Wyoming Farm Bureau Executive Vice President Ken Hamilton, noting his organization hasn’t taken a position for or against the legislation, says he does question one aspect of the legislation. “I don’t like that it’s taking brands out of commission that could be used on livestock. It hasn’t been that many years ago that we were trying to figure out how to free up more brands so we had some to use on livestock.”
When brand owners registered their brands for the “one last time,” Wallis says they’d choose between registering it as a heritage brand or for use on livestock. “We set that price at about half of what it would cost to register a brand for livestock with the idea that there would be a financial incentive to move it to the heritage brand side and clean up the brand books,” says Wallis of she and co-sponsor Senator John Schiffer (R-Kaycee).
According to Wallis, renewal of a livestock brand if the system is set in place would cost $300. Registering it as a heritage brand would cost $150. New livestock brand registration would come at a cost of $300 plus $100 for each species for which the brand is registered. As an example she says if a brand were registered for use on horses, cattle and sheep, the cost would be $500.

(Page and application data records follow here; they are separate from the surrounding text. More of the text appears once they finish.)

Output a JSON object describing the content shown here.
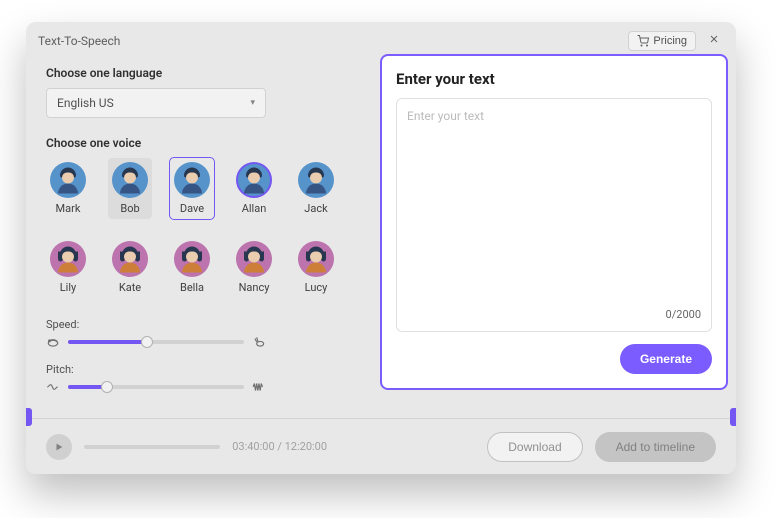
{
  "header": {
    "title": "Text-To-Speech",
    "pricing_label": "Pricing"
  },
  "language": {
    "label": "Choose one language",
    "selected": "English US"
  },
  "voice_section": {
    "label": "Choose one voice",
    "voices": [
      {
        "name": "Mark",
        "gender": "male",
        "state": ""
      },
      {
        "name": "Bob",
        "gender": "male",
        "state": "hovered"
      },
      {
        "name": "Dave",
        "gender": "male",
        "state": "selected"
      },
      {
        "name": "Allan",
        "gender": "male",
        "state": "playing"
      },
      {
        "name": "Jack",
        "gender": "male",
        "state": ""
      },
      {
        "name": "Lily",
        "gender": "female",
        "state": ""
      },
      {
        "name": "Kate",
        "gender": "female",
        "state": ""
      },
      {
        "name": "Bella",
        "gender": "female",
        "state": ""
      },
      {
        "name": "Nancy",
        "gender": "female",
        "state": ""
      },
      {
        "name": "Lucy",
        "gender": "female",
        "state": ""
      }
    ]
  },
  "sliders": {
    "speed": {
      "label": "Speed:",
      "value": 45
    },
    "pitch": {
      "label": "Pitch:",
      "value": 22
    }
  },
  "footer": {
    "time": "03:40:00 / 12:20:00",
    "download_label": "Download",
    "add_label": "Add to timeline"
  },
  "panel": {
    "title": "Enter your text",
    "placeholder": "Enter your text",
    "char_count": "0/2000",
    "generate_label": "Generate"
  }
}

Magagna says he has concerns regarding the financial implications the change could pose for the brand program. It would also take away the agency’s opportunity to capitalize on the re-issuing of brands not renewed during the designated timeframes.
“I think we’d lose two-thirds of our brands,” says Schwartz of registered livestock brands. “Furthermore, once you buy this heritage brand there’s no way to track it for the long-term, which could tie things up forever.” He estimates the legislation would cost his agency a quarter of a million dollars during each renewal period for the next 10 years. “The Governor’s Brand Task Force said $300 every 10 years was not out of line and that everybody could work with that,” says Schwartz of current brand renewal fees. “There aren’t many things you can do for $30 a year.”
“It’s going to be a delayed reaction as you get to the tenth year where you’re registering people one last time,” says Wallis of the impact on funding. “If you have only 8,000 to 10,000 brands in what should be a well-put-together electronic system, yes there would be less money coming in, but on the other hand it’s going to take way less personnel to manage.” After the 10 years where you’re registering people for “one last time,” she says an occasional brand registration and transfers will replace the existing re-registration. “That revenue is going to drop off, but it’s going to take way less personnel to manage it,” she says.
“Schwartz says four people plus Brand Commissioner Lee Romsa are employed in the WLSB’s brand division at the Cheyenne headquarters full time.”
Wallis says she envisions an Internet-based account system where livestock brand owners are responsible for keeping their contact information up to date. Brand inspectors, she says, could verify that information when making inspection calls.
The legislation includes a $50,000 appropriation to hire a contract person to implement the heritage brand program.
“What to do about people who want a brand over their fireplace and want to say it’s a registered Wyoming brand is a problem that’s been around for a long time,” says Magagna. “We need to continue to seek resolution. We’re just not prepared to say this is the answer.”
“Today, anybody can put a brand on their mantle,” says Schwartz. “They can put any brand they want on their mantle. They just can’t put it on livestock unless it’s registered with our agency. The brand program was initiated to show ownership of livestock. It was not intended to be a trademark. If people want a trademark they can go down to the Secretary of State’s Office and purchase one for almost nothing.”
Jennifer Womack is managing editor of the Wyoming Livestock Roundup and can be reached at email@example.com.